Marc Sabatella

Shifting into gear

published3 months ago
2 min read

Hello, and thanks to all of you who came on board as Gold Level Members and are now enjoying the first week of my new ongoing workshops! I posted the introductory videos and projects, and people are already working on them. You'll begin to see this reflected in my regular live streams, as I'll be discussing topics relating to what we're covering in the workshops, and featuring music created by students.

BTW - it's not too late to join us! And if you do so before 12:30 PM Eastern today, you can come to this week's Office Hours.

P.S. - I've been getting back into bicycling lately after many years off, hence the reference in the subject line :-)

MuseScore Café

This week in the MuseScore Café with Marc Sabatella, we continue our third-Wednesday Score of the Month tradition with Robert Schumann's Fröhlicher Landmann, which is this week's project for the Music Engraving Workshop. Tune in to see how I go about entering this into MuseScore and what engraving decisions I make along the way!

The MuseScore Café is live on Wednesday at 12:30 PM Eastern (16:30 GMT), and you can access past episodes in the archive.

Tip of the Week

One of the things I discuss in the first lesson for the Music Engraving Workshop is the issue of when it's OK to combine multiple voices if the rhythms match for a full or partial measure. I also showed a simple trick for actually doing this if you've already entered the notes in separate voices, and I'll share that here as well. Select a range on a single staff that you'd like to combine, then use Tools / Implode. When multiple staves are selected, Implode will combine them into multiple voices on one staff. But when a single staff with multiple voices is selected, it merges the voices for any notes or rests where it can, leaving the voices intact where the rhythms differ. So it can automatically turn the first measure below into the second:

Music Master Class

This week in the Music Master Class with Marc Sabatella, we will work on some sight-singing exercises and discuss your experiences with melodic dictation (transcription), based on the lessons and projects from the Musicianship Skills Workshop.

The Music Master Class is live on Thursday at 12:30 PM Eastern (16:30 GMT), and you can access past episodes in the archive.

In Theory

Is it possible to learn perfect pitch? Lots of magazine ads would have you believe the answer is yes. I'm not so sure it's an attainable goal for most people - at least not at the level that some people I know have it, where you can play any note and within a fraction of a second they can identify it, pitch and octave, even with other music playing at the same time. However, those of you who have been following me lately have probably heard me talk about my own nascent sense of semi-perfect pitch. It's nowhere near as sophisticated as what I just described, but, give me me a few moments of silence to prepare, and I can usually sing an "A" pretty accurately. Also Bb, C, or E. These are notes that have gradually become burned into my consciousness over the years. Bb because it's what we usually tune wind intruments to; E because that's how we tune guitars. You might think A comes from orchestra tuning, but I've spend little time in that world. Really, it comes from actually listening to a tuning fork on a regular basis just for fun.

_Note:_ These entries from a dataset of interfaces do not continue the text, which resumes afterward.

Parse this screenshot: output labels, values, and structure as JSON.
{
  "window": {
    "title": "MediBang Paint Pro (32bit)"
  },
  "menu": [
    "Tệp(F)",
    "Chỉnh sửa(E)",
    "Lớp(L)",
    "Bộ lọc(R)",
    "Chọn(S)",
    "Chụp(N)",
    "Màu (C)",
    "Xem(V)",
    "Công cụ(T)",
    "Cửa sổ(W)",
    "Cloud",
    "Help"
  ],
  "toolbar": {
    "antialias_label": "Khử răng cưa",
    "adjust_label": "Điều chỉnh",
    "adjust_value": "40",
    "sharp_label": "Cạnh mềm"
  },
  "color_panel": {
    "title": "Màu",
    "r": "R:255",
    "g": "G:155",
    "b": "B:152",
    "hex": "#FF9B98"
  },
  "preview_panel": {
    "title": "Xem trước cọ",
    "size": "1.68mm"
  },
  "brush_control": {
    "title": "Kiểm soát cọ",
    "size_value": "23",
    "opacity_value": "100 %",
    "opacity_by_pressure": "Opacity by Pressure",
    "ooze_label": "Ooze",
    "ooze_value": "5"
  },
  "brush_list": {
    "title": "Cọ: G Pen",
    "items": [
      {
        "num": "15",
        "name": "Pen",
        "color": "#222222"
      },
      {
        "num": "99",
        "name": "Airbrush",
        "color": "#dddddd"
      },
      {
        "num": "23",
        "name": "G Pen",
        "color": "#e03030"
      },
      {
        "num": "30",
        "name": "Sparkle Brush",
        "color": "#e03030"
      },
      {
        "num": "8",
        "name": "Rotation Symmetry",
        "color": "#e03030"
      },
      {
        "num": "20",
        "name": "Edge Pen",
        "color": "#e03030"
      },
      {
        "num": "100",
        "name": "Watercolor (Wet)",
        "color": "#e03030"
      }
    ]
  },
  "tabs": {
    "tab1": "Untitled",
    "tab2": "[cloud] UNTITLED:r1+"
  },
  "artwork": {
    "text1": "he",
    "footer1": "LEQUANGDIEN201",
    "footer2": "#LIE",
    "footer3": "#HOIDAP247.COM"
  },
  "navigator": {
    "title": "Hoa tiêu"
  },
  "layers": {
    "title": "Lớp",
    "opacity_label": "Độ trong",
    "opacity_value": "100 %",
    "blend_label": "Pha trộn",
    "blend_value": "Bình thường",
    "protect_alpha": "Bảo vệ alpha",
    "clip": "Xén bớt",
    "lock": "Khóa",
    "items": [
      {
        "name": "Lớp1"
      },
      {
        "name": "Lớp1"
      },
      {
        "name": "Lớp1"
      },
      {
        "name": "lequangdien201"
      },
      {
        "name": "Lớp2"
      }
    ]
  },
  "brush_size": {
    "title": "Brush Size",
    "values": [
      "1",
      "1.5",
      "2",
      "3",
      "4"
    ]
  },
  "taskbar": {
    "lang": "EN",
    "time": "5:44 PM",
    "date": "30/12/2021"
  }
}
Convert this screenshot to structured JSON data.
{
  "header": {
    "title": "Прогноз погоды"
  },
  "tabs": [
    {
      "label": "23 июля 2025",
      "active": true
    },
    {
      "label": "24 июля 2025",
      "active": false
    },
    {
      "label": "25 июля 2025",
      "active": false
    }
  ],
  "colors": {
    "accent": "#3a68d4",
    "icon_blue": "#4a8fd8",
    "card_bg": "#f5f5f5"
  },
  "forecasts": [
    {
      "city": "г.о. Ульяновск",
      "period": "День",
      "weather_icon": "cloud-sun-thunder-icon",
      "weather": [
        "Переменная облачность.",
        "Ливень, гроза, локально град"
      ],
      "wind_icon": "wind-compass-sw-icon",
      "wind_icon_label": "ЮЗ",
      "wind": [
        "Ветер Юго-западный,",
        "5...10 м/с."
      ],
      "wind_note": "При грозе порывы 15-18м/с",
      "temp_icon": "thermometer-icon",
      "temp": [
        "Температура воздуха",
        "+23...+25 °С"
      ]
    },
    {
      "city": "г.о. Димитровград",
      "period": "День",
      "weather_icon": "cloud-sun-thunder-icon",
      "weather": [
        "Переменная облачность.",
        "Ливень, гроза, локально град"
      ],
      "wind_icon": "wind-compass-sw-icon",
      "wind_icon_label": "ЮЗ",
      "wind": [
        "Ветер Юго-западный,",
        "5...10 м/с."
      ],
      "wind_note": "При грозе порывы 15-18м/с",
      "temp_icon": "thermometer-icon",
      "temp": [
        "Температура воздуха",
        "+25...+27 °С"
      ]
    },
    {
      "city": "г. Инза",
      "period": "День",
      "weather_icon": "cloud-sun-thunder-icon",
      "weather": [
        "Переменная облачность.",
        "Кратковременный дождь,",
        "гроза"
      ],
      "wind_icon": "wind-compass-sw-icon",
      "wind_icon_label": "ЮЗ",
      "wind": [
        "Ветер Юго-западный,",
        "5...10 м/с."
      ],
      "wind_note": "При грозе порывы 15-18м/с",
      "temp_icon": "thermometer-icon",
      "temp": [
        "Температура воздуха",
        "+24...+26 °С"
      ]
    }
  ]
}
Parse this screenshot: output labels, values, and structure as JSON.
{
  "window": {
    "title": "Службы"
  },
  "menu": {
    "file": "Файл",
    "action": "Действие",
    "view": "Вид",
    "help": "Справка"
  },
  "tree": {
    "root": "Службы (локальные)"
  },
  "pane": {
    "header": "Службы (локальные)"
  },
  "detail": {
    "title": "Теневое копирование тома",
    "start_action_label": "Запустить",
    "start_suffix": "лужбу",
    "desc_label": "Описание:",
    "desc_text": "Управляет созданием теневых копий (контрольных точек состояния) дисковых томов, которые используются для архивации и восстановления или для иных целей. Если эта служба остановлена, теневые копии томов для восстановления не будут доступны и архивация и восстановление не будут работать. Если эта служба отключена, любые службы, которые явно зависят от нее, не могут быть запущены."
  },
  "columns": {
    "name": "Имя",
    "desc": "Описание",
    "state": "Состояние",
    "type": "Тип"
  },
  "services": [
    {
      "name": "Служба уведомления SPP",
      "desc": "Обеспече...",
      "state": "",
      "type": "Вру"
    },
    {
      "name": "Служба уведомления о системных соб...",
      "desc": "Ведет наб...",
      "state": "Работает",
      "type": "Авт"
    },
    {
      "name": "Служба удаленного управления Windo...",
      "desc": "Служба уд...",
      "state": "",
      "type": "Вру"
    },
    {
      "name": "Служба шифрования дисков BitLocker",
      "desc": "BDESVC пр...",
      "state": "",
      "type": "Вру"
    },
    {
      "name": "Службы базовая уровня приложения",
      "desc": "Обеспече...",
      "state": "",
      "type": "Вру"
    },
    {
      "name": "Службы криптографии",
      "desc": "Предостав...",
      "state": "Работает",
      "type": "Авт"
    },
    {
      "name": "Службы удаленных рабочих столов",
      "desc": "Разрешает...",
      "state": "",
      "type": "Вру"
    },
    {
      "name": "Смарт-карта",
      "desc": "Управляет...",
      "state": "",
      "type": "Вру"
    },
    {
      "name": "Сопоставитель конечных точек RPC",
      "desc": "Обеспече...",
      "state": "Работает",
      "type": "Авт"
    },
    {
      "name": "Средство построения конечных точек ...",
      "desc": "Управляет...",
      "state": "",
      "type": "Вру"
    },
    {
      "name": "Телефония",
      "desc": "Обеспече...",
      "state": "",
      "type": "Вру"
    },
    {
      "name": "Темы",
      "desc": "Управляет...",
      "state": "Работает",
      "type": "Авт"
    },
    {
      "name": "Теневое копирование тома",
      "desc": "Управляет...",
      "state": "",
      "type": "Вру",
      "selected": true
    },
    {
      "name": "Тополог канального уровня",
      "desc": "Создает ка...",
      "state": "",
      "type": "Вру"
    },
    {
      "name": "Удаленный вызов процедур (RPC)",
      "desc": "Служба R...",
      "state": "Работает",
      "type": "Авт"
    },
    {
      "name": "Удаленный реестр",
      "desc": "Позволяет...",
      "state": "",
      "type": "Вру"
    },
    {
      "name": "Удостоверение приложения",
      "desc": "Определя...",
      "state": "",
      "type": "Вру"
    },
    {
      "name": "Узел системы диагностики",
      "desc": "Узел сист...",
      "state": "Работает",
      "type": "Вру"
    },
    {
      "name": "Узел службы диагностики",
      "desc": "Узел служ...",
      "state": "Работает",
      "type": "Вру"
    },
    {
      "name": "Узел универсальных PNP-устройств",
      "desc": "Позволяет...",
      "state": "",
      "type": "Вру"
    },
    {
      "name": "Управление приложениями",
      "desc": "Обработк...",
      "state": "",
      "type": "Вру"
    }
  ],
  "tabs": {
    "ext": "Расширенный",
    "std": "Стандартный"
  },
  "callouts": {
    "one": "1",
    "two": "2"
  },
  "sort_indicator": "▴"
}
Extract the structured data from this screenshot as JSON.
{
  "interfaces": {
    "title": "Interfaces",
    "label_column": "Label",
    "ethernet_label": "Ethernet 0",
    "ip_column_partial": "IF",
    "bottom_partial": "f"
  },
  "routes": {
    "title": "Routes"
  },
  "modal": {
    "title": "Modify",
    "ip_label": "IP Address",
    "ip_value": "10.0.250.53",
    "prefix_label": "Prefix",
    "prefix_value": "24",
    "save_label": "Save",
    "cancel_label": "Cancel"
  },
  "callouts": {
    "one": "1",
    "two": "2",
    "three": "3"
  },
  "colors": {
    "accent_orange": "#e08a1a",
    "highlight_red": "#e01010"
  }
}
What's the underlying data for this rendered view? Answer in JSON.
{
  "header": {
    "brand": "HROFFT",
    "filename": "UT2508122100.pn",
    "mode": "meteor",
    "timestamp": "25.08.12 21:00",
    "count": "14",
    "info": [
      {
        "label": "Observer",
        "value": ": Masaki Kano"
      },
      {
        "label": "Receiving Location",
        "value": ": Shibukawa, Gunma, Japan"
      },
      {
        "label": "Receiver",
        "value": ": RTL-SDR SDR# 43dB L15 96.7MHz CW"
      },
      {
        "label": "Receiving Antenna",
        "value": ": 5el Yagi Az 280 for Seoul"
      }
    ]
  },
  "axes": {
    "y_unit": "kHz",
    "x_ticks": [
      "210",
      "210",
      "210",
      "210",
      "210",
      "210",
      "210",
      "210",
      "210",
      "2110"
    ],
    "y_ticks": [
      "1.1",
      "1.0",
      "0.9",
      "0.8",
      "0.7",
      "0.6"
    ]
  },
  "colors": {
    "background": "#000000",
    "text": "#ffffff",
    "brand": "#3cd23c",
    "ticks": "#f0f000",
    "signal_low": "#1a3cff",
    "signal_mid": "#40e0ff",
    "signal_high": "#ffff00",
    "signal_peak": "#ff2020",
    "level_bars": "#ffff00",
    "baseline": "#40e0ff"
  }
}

You might try testing yourself as an experiment. Pick a note that's meaningful to you - or get a tuning fork and use A if you don't have a better choice - and listen to that often. Then every morning when you first get up, before you hear any other music, try to sing that pitch. Then check yourself. You can also try this in the middle of the day of course.

I'm not promising anything, but you may well find you get better at this, just as I am! Do you have your own thoughts or suggestions on this? I'd love you to share them in the Community!